I’ve really enjoyed the flexibility that virtual recruiting/networking offers. Traditionally, we have been limited by time and geographic constraints of recruiting in person. However, now with virtual recruiting, we can extend the recruiting process out across several weeks and increase engagement (more events, more touch points with students, more time to evaluate) than our traditional on-campus recruiting model that spanned across a few days.
— Hien Tran, Dell

I like the accessibility it gives to individuals who might not have had the opportunity to attend in-person events in the past. Work, practice or something else might have prevented someone from getting to the event in time. From a location standpoint, it evens the playing field and shortens the commute!
— Remy Crespo, talent scout for T-Mobile

What about diversity and inclusion practices related to virtual recruiting?

During the summer, the Center for Career & Professional Development renewed our commitment to diversity and inclusion. We are working to partner with employers to meet these goals. Our goal is to prepare all students to have access to meaningful opportunities and thrive in a multicultural workforce.

As a part of the 2030 goals at Dell, 25 percent and 15 percent of our U.S.people leaders of our U.S. workforce will be Black/African American and Hispanic/Latino minorities. Furthermore, 50 percent of our workforce and 40 percent of our leaders will be women. All our recruiting strategies are in alignment with these 2030 goals and we have included initiatives within our strategy in order to accomplish these milestones. This includes events and networking opportunities to provide opportunities for us to identify talent within generally underrepresented groups.
— Hien Tran, Dell

Send your career questions to tcumagazine@tcu.edu

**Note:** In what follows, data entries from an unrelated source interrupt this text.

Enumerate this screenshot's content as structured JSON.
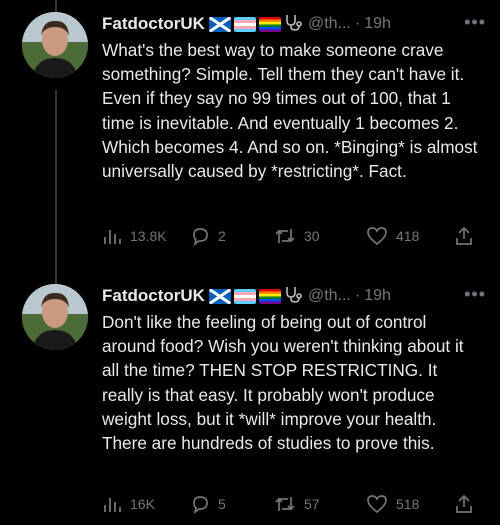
{
  "tweets": [
    {
      "name": "FatdoctorUK",
      "handle": "@th...",
      "sep": "·",
      "time": "19h",
      "more": "•••",
      "text": "What's the best way to make someone crave something? Simple. Tell them they can't have it. Even if they say no 99 times out of 100, that 1 time is inevitable. And eventually 1 becomes 2. Which becomes 4. And so on. *Binging* is almost universally caused by *restricting*. Fact.",
      "views": "13.8K",
      "replies": "2",
      "retweets": "30",
      "likes": "418"
    },
    {
      "name": "FatdoctorUK",
      "handle": "@th...",
      "sep": "·",
      "time": "19h",
      "more": "•••",
      "text": "Don't like the feeling of being out of control around food? Wish you weren't thinking about it all the time? THEN STOP RESTRICTING. It really is that easy. It probably won't produce weight loss, but it *will* improve your health. There are hundreds of studies to prove this.",
      "views": "16K",
      "replies": "5",
      "retweets": "57",
      "likes": "518"
    }
  ],
  "colors": {
    "background": "#000000",
    "text": "#e7e9ea",
    "muted": "#71767b"
  },
  "icons": [
    "scotland-flag-icon",
    "trans-flag-icon",
    "pride-flag-icon",
    "stethoscope-icon",
    "views-icon",
    "reply-icon",
    "retweet-icon",
    "like-icon",
    "share-icon"
  ]
}
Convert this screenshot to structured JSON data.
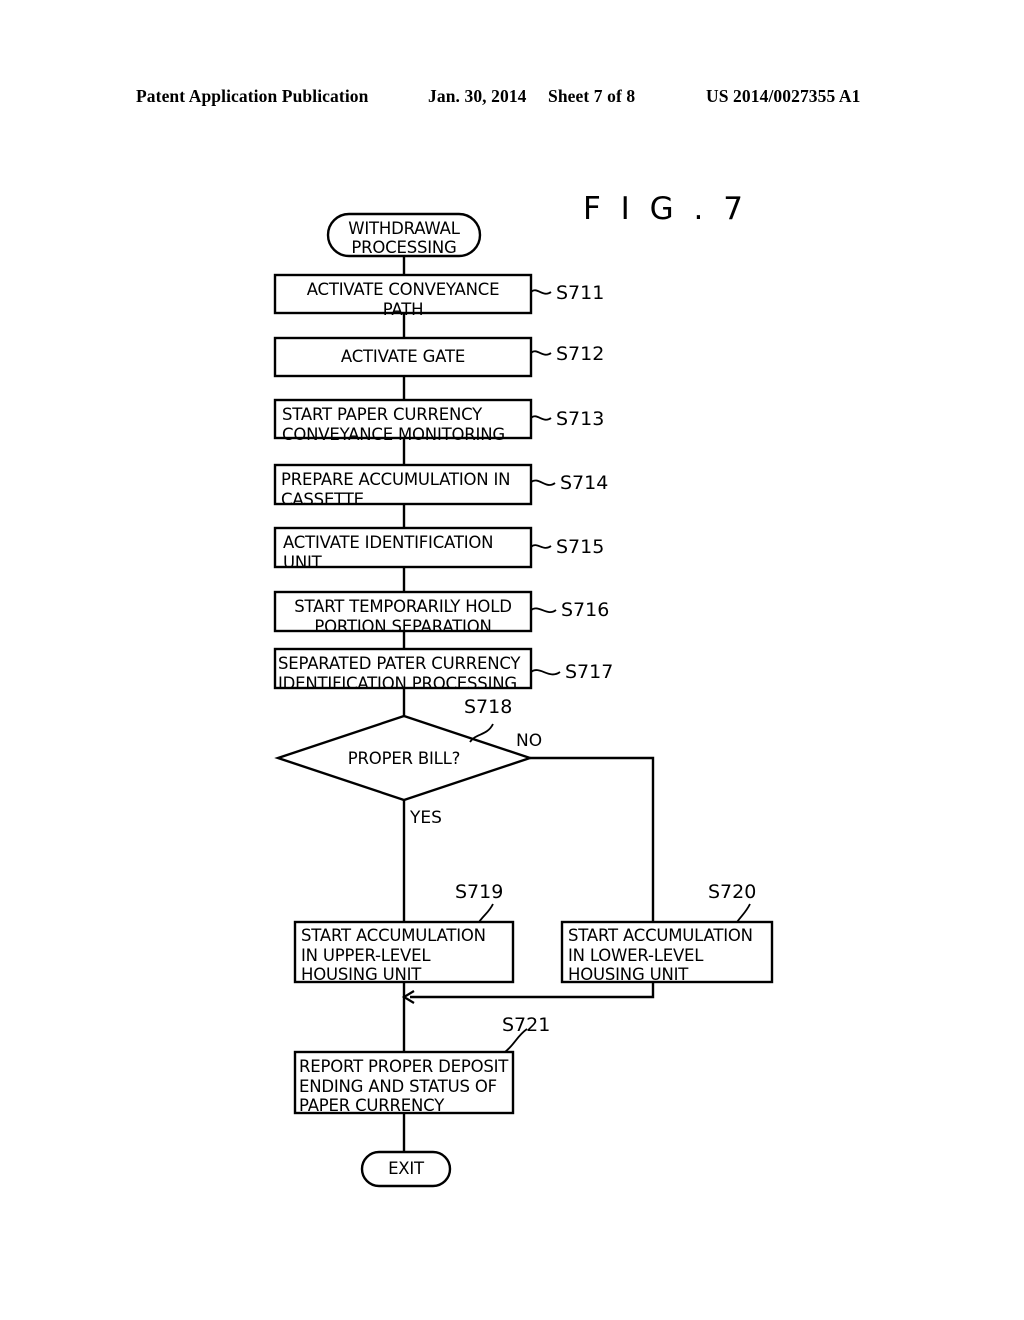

Mike Caldwell is the executive director of TCU’s Center for Career & Professional Development. For more information about careers, visit careers.tcu.edu